God promised Abraham a heritage, that he would be the father of many nations. And so the story unfolds from there as these strangers in a new land celebrate, finally, the miraculous birth of Isaac in Abraham and Sarah’s old age. And then the testing of Abraham on
the casting away
of Hagar and Ishmael (see the image shown above, and notice Sarah looking on.) And then Isaac grows up and marries Rebekah and they have two boys
of their own, Esau and Jacob. Mt.
In two weeks we hear one of my favorites in scripture - the very definition I think of karma, when Jacob the trickster is himself tricked by his Uncle Laban. (See Genesis 29:15-28.) If we hear this story in isolation, as if nothing had happened before and nothing will happen afterwards, then we might find ourselves saying, “poor Jacob.” He falls in love with a beautiful girl and agrees to work seven years for her hand in marriage. He shakes on it with the father-of-the-bride (who also happens to be his mother’s brother) but his uncle tricks him, making s a last minute switch on the wedding day and instead of Rachel, Jacob finds himself married to Leah.
Now this moment could generate countless sermons including feminist critique sermons that employ a hermeneutic of suspicion about all of this. The narrator, however, is ridiculously direct: the marriage feast happens, there is apparently lots of drinking involved, the marriage is consummated and then this simple declarative statement: “when morning came, it was Leah!”

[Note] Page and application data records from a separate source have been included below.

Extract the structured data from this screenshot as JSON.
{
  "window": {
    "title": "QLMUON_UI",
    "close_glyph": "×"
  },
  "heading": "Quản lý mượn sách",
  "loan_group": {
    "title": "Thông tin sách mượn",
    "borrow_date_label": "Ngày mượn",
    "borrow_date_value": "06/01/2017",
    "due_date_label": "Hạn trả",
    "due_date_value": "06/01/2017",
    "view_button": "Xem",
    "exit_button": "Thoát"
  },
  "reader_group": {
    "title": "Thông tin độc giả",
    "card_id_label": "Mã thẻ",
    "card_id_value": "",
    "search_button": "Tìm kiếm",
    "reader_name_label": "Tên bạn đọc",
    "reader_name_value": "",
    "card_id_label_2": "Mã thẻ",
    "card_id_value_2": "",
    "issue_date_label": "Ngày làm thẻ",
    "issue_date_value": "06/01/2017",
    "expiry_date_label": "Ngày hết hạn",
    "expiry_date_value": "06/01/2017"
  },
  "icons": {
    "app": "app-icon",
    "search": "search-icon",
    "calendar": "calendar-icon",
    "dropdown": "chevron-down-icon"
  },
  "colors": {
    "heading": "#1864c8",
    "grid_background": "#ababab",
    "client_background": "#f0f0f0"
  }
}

Jacob has been tricked! Poor Jacob! Unless you’ve been paying attention to the narrative. Then you will recall how he came to be at his uncle’s house looking for love in the first place and the story from this week and then one the RCL unfortunately omits from Genesis 27, when Issac is on his deathbed. Esau is out hunting because his dying father has one last request—some of that delicious stew he is so fond of—the manly chili with lots of meat and hot peppers and very few veggies. Just the smell of it will make dying a little easier. But while Esau is out trying to meet the old man’s final request, Jacob and his mother collude to trick Isaac, cooking up some stew just the way Isaac likes it. And because Jacob is a soft-skinned mamma's boy they put some animal skins on him to make him seem hairy like his brother and unbelievably it works. The old man is deaf and blind and he blesses Jacob moments before Esau arrives home out of breath and hauling a dead animal with him. Seriously, it's all there - check it out!
And what happens next? Brave Sir Jacob runs away. His mother slips a few bucks in his pocket and sends him off to live with her brother, Laban, so that Esau won’t kill him. In any case, there is so much here worth paying attention to. Don't get stuck on the nouns. Pay attention to the verbs and how the narrative moves forward. This is how families work: what is not transformed gets transmitted from generation to generation.
Yet there is, to my mind, also a certain kind of grace in all of this because in spite of it all these are God’s people, just as we are God’s people. The stuff of their lives and ours—the good, the bad, and the ugly—that is where God continues to find us. And that is where we find God. Not in some distant heaven far away but taking on flesh—incarnate among, and in and through us.